History of Ridgway
Until 1824, there were no houses or streets in the area upon which Ridgway now sits today, only dense forest and wildlife populated the valley. In the early 1800s, Jacob Ridgway, a wealthy Philadelphian had just returned to America after living for several years in England and Europe. He purchased 100,000 acres of land in Pennsylvania, 40,000 of which would become the area known as Elk County today.
In 1821, wanting to sell parcels of land to settlers, Jacob Ridgway hired his nephew (by marriage), James Lisle Gillis to promote the sale of land. Hoping to lure farmers to the area, Gillis first cleared a spot of land on Montmorenci. He built a house and farm buildings there but soon found that the area was not conducive to farming and moved down the summit into the valley where the town of Ridgway is situated today.
The intersection of Elk Creek and the Clarion River was an ideal place for a lumbering town. Gillis gradually convinced Ridgway and others that there was much money to be made from the timber in the surrounding forests, which could easily be floated down the Clarion River to market. It was from the booming 19th-century lumber business that Ridgway was born.
In 1833, a town site was laid out. Lots extended north and south. Ridgway and Gillis reserved two acres in the center of the area, which would become the public square, now occupied by the Elk County Courthouse and County Jail.
Ridgway eventually became a thriving center for the production of leather, lumber, iron and other goods and commodities. By the early 20th century the town boasted more millionaires per capita than any other town in the United States. Today, Ridgway continues to thrive as a tourist destination.
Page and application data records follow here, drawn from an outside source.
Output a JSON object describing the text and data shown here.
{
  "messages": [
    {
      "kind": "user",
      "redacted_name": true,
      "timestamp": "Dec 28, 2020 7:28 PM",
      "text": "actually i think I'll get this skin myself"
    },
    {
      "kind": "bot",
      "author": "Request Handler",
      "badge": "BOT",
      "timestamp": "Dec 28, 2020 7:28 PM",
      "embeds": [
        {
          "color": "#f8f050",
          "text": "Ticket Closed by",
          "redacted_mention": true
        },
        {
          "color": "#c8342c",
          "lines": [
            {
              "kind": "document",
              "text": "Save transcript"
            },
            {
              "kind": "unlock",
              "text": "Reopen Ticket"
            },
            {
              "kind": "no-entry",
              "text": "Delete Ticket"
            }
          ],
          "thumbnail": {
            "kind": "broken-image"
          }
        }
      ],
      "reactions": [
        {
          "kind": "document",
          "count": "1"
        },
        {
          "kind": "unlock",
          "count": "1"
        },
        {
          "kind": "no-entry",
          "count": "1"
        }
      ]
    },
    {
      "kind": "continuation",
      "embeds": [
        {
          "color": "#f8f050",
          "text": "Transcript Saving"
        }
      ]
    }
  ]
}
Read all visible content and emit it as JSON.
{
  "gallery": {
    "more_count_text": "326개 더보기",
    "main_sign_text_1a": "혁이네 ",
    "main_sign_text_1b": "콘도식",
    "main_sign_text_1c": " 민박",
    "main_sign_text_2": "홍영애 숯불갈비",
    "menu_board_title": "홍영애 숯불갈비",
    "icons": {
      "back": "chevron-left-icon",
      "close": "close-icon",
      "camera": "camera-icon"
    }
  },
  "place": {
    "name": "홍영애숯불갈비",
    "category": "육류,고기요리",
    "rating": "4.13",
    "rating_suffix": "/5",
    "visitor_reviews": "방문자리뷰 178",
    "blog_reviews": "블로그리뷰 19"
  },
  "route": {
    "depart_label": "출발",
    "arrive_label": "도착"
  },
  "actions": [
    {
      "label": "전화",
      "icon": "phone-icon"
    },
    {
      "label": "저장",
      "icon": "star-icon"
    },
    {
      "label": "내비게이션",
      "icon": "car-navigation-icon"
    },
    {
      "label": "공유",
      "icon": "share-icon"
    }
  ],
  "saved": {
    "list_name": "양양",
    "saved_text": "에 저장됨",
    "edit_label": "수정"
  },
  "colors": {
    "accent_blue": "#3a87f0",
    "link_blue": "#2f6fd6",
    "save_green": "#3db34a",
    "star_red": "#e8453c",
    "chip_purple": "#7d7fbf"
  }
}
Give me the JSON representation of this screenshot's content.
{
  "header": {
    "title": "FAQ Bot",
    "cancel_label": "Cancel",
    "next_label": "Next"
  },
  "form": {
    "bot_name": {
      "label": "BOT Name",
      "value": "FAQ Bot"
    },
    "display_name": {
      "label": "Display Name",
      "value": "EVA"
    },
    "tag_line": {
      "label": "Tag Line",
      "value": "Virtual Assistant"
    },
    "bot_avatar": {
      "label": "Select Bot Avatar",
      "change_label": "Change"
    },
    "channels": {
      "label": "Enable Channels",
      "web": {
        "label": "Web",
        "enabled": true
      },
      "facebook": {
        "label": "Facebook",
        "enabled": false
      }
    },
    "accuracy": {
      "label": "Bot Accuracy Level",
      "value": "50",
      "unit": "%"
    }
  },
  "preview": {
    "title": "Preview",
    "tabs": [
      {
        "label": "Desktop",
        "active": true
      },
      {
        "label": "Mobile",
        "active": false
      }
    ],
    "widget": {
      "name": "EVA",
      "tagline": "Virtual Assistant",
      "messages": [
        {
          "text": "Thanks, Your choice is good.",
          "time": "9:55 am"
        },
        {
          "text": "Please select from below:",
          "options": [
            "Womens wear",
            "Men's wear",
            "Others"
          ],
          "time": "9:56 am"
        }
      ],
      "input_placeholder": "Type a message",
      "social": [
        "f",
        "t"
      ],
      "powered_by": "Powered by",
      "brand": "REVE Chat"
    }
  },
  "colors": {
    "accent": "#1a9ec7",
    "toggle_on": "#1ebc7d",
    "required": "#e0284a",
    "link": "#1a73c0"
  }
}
Victorian buildings and abundant outdoor activities draw annual visitors from around the world.
For more information about the history of Ridgway or Elk County, visit the Elk County Historical Society on the web at: www.elkcountyhistoricalsociety.org.
More information is also available at: www.ridgwayheritagecouncil.com.